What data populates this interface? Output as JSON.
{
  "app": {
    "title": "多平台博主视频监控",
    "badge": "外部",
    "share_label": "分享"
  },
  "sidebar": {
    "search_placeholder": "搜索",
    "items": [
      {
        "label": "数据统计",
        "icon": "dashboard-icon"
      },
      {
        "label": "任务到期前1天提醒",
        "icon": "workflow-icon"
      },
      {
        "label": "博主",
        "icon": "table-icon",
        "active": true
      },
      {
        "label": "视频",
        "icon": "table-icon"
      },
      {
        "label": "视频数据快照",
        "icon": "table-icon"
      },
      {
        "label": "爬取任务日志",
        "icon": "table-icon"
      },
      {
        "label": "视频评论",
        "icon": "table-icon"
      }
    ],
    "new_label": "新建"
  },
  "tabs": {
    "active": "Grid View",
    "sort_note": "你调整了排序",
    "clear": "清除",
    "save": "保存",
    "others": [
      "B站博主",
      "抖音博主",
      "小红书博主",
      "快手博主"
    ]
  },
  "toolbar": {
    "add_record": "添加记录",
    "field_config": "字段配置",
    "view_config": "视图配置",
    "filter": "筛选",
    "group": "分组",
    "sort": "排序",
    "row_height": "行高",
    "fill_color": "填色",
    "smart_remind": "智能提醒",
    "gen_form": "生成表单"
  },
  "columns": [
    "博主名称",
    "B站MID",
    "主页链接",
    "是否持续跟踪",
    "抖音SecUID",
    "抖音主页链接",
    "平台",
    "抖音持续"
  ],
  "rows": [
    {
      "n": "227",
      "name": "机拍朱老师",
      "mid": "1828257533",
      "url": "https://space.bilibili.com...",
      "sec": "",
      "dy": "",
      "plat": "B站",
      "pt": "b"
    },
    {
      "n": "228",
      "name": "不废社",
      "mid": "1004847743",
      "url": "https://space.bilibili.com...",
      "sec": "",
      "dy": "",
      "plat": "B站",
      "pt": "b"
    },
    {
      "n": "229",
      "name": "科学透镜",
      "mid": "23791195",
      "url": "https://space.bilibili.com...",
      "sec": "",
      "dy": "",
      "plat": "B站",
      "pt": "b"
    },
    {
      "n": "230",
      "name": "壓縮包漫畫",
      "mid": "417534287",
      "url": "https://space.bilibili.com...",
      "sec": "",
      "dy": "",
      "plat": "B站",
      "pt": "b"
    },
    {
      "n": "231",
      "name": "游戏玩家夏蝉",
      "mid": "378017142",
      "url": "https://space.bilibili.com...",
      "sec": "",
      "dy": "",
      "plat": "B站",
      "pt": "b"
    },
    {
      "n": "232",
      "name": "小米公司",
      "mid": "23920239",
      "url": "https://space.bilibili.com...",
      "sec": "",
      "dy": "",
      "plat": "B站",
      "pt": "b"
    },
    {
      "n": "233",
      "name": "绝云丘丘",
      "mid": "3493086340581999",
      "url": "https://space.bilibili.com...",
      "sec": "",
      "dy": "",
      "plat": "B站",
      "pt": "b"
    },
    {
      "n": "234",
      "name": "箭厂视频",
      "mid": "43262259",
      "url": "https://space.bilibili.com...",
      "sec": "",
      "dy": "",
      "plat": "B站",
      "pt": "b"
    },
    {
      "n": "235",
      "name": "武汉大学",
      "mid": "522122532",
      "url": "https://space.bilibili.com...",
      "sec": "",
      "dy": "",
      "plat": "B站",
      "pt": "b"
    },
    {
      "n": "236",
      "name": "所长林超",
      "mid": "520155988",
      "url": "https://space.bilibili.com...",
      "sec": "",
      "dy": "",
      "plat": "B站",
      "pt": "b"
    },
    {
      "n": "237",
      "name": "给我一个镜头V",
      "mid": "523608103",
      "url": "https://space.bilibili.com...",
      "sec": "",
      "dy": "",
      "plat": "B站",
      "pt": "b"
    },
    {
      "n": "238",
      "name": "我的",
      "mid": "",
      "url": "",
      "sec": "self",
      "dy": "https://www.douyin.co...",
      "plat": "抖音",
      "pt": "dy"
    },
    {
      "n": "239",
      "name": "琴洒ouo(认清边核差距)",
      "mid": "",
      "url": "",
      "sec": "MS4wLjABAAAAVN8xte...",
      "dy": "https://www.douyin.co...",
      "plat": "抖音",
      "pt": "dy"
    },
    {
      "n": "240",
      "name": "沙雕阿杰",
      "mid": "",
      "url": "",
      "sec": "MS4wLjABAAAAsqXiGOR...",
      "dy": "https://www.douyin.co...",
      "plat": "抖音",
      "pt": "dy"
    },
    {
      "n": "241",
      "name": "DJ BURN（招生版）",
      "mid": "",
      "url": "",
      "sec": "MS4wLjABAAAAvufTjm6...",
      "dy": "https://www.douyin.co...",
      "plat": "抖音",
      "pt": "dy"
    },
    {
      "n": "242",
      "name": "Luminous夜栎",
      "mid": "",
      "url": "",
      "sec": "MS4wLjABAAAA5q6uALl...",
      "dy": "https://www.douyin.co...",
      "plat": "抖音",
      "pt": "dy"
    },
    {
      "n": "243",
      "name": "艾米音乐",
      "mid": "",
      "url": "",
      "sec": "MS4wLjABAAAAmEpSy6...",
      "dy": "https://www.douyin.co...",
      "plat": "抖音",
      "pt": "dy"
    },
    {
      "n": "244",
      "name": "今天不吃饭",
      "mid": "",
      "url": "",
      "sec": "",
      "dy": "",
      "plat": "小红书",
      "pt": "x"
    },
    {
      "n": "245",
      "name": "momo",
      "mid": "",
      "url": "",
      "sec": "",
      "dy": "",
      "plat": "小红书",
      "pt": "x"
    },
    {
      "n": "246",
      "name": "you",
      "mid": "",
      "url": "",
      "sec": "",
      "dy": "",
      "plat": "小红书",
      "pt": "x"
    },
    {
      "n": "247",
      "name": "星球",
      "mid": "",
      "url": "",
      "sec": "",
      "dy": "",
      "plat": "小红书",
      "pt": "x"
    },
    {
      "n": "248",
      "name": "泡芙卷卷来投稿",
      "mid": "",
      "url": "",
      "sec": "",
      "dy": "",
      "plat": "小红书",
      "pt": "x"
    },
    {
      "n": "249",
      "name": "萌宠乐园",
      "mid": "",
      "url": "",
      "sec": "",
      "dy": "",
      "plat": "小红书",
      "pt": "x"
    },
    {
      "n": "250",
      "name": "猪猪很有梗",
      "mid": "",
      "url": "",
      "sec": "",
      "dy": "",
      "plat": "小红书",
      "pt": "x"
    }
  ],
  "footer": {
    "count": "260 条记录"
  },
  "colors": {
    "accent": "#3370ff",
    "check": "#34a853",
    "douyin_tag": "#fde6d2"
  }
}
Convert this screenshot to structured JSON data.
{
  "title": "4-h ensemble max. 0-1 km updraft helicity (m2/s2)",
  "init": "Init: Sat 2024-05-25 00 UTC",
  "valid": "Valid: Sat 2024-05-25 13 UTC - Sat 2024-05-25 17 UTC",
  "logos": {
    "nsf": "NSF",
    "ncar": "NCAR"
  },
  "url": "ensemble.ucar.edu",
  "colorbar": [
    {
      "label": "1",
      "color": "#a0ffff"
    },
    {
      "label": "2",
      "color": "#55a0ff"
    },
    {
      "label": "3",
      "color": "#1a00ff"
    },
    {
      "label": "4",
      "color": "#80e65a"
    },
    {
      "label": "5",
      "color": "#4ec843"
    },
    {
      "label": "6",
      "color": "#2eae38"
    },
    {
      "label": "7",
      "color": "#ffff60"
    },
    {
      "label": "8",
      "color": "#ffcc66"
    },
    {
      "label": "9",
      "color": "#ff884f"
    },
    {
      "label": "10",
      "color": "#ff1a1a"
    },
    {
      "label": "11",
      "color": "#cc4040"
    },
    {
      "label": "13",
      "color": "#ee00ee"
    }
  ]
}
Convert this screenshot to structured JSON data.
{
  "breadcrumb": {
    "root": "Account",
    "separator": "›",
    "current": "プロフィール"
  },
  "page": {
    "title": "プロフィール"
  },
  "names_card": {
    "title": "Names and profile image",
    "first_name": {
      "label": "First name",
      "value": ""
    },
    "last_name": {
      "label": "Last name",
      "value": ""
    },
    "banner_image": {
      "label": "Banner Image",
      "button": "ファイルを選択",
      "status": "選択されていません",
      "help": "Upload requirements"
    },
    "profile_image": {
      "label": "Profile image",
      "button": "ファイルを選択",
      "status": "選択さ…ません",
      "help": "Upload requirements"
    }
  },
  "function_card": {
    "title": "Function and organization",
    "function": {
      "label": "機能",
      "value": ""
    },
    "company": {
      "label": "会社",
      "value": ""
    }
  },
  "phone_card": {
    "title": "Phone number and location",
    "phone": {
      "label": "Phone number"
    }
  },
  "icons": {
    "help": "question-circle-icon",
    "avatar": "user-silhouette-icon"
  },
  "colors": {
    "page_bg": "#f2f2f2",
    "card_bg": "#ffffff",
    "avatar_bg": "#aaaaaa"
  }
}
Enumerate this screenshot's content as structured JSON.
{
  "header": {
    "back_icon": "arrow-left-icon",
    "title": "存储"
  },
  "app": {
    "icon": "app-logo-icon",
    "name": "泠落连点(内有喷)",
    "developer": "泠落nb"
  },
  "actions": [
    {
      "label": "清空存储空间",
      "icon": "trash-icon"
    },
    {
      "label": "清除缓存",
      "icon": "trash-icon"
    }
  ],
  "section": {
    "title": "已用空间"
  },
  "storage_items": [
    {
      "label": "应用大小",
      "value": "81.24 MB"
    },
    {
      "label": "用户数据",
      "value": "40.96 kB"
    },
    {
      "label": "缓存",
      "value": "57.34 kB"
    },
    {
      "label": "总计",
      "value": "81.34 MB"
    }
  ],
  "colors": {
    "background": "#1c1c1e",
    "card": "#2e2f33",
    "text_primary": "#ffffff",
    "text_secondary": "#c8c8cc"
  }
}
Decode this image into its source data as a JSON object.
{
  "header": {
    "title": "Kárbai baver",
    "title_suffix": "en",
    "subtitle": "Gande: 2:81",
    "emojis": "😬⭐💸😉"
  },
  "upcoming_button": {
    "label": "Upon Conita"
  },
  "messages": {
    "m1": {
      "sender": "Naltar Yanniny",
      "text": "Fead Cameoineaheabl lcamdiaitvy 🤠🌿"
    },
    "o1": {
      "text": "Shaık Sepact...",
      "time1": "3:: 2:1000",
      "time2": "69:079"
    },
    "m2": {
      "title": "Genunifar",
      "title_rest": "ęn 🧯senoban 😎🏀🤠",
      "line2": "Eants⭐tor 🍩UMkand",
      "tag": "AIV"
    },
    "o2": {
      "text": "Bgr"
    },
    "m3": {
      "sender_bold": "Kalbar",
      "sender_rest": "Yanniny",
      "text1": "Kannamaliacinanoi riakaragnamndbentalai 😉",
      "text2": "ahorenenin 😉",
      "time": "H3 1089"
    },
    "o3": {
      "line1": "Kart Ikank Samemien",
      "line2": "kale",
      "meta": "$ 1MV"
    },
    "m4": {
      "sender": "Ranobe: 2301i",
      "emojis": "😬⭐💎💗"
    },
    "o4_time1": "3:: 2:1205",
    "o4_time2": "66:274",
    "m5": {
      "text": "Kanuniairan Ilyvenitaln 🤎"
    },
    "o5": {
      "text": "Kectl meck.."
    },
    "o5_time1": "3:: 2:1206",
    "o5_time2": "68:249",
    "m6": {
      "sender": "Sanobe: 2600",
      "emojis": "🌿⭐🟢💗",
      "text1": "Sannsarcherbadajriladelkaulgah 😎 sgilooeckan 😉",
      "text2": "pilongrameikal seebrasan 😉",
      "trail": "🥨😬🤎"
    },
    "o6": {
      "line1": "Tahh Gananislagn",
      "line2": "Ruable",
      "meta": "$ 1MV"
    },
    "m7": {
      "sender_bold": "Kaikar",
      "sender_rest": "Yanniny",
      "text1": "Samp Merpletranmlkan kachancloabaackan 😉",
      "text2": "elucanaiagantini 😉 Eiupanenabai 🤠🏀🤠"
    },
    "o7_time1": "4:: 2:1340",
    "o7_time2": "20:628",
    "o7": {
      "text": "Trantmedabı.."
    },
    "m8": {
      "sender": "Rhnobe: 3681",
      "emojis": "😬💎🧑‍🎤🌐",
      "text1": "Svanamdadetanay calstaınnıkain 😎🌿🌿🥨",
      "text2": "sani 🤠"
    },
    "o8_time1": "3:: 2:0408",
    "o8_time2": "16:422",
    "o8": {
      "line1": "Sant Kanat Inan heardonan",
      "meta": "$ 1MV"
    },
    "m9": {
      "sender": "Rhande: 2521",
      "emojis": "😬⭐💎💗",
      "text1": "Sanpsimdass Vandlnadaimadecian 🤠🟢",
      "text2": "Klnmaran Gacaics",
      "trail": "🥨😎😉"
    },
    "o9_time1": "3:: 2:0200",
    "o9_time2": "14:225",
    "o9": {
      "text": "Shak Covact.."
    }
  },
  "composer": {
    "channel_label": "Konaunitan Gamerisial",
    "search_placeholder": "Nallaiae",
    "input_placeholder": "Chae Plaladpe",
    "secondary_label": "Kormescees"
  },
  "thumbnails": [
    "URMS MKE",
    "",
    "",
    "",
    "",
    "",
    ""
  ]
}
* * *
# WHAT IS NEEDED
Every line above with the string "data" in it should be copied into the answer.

# EXERCISE RESULT
What data populates this interface? Output as JSON.
Convert this screenshot to structured JSON data.
Convert this screenshot to structured JSON data.
Decode this image into its source data as a JSON object.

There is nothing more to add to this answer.